[[ Data shown open ]]

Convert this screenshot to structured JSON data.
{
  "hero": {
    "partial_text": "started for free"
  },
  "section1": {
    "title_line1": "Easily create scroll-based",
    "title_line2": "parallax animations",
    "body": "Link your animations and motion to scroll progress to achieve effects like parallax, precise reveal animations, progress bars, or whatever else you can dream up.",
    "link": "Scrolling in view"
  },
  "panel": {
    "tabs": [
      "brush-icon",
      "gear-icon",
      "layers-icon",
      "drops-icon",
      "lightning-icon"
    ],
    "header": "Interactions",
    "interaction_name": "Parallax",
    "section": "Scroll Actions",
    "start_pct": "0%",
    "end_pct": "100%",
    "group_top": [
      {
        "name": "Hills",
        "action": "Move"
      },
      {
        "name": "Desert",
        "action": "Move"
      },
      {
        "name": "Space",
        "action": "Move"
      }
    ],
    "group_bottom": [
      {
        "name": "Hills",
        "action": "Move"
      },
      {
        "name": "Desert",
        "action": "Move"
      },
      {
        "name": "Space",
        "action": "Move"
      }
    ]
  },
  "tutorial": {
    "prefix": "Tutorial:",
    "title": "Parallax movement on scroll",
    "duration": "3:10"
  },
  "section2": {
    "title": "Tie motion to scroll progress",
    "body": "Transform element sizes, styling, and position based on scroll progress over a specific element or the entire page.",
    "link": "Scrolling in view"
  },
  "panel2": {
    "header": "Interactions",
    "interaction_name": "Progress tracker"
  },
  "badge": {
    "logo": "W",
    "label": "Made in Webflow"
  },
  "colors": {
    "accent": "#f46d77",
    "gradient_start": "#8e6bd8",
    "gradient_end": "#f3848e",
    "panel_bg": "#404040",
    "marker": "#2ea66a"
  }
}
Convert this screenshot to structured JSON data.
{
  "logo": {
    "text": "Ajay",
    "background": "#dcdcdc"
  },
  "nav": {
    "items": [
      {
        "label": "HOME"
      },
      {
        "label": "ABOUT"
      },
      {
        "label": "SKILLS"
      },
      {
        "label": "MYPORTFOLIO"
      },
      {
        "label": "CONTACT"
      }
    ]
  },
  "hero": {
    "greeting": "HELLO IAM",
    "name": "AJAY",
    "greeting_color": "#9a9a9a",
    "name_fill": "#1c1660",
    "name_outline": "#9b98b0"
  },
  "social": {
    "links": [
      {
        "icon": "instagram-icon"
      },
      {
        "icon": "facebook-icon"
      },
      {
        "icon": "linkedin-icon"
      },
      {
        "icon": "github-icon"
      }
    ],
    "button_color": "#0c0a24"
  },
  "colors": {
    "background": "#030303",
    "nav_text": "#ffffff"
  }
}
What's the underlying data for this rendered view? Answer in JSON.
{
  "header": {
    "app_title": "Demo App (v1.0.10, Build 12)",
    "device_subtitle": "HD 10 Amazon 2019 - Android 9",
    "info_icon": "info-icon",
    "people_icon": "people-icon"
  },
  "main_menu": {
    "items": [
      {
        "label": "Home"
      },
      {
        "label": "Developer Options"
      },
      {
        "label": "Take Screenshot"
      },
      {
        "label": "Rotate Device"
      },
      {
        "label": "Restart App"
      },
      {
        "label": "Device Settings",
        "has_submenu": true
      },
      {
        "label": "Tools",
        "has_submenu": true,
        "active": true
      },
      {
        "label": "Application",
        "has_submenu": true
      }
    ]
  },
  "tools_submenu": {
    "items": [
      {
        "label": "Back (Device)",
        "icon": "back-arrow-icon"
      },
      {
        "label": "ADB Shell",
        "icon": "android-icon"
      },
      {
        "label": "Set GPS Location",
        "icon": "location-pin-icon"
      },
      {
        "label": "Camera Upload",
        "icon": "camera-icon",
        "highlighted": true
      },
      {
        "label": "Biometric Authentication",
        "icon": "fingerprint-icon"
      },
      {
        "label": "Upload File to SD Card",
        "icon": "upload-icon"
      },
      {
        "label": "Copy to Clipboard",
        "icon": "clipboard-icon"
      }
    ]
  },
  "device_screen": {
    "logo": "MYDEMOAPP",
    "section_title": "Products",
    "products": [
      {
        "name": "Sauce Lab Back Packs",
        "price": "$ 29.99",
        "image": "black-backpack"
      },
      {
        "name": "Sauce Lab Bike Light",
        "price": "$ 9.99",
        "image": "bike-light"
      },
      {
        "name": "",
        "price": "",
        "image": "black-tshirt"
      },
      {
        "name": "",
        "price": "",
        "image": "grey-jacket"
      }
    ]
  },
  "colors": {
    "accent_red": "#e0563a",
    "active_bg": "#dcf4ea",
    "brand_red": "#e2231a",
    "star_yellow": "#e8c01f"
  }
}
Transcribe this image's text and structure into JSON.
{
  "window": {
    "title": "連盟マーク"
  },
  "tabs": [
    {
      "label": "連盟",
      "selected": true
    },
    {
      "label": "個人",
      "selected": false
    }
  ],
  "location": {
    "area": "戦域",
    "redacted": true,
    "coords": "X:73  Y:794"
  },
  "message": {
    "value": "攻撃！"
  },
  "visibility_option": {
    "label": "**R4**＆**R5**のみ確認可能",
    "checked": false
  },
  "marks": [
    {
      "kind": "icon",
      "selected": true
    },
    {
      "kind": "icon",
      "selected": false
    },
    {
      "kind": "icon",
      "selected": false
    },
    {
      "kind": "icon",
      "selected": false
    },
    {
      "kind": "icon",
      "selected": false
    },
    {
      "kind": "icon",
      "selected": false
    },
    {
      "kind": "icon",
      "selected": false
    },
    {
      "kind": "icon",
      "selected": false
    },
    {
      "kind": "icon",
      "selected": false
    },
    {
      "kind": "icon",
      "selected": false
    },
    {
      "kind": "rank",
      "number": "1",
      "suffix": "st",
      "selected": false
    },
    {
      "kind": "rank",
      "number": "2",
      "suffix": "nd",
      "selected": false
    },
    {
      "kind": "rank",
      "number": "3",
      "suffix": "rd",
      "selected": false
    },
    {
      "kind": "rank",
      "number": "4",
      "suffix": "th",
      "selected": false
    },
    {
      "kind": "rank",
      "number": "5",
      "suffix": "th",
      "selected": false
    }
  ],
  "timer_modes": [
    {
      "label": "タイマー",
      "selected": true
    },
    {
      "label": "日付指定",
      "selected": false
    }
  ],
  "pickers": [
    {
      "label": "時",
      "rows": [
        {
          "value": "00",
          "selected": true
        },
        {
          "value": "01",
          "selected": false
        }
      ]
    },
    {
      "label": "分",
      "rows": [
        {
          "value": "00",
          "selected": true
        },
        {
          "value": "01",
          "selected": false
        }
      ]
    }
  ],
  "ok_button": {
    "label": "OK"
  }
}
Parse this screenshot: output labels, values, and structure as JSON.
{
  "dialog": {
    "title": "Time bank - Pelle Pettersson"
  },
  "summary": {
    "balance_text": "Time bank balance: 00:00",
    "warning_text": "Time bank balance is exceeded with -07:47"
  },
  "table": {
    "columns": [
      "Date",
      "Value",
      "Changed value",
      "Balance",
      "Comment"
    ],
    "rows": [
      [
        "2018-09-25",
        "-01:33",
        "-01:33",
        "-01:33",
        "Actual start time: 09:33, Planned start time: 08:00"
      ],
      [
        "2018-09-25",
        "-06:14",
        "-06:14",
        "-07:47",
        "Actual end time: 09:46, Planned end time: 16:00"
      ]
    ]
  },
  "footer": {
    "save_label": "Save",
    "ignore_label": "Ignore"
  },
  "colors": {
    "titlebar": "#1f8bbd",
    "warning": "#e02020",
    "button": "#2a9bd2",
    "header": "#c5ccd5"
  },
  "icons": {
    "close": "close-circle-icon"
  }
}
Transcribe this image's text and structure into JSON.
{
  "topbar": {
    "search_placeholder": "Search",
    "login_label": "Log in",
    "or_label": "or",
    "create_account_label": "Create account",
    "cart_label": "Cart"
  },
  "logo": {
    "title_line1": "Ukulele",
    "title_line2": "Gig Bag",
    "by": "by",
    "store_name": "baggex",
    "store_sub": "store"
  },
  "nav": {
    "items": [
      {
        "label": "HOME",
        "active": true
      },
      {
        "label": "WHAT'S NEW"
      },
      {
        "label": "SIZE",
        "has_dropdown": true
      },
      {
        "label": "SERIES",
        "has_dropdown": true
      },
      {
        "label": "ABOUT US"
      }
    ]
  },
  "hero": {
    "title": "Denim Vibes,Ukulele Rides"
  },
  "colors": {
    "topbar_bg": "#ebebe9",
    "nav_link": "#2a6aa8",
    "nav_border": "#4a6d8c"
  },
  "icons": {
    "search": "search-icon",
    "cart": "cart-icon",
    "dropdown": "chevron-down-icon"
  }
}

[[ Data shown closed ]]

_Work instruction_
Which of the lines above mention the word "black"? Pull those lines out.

_Task output_
        "image": "black-backpack"
        "image": "black-tshirt"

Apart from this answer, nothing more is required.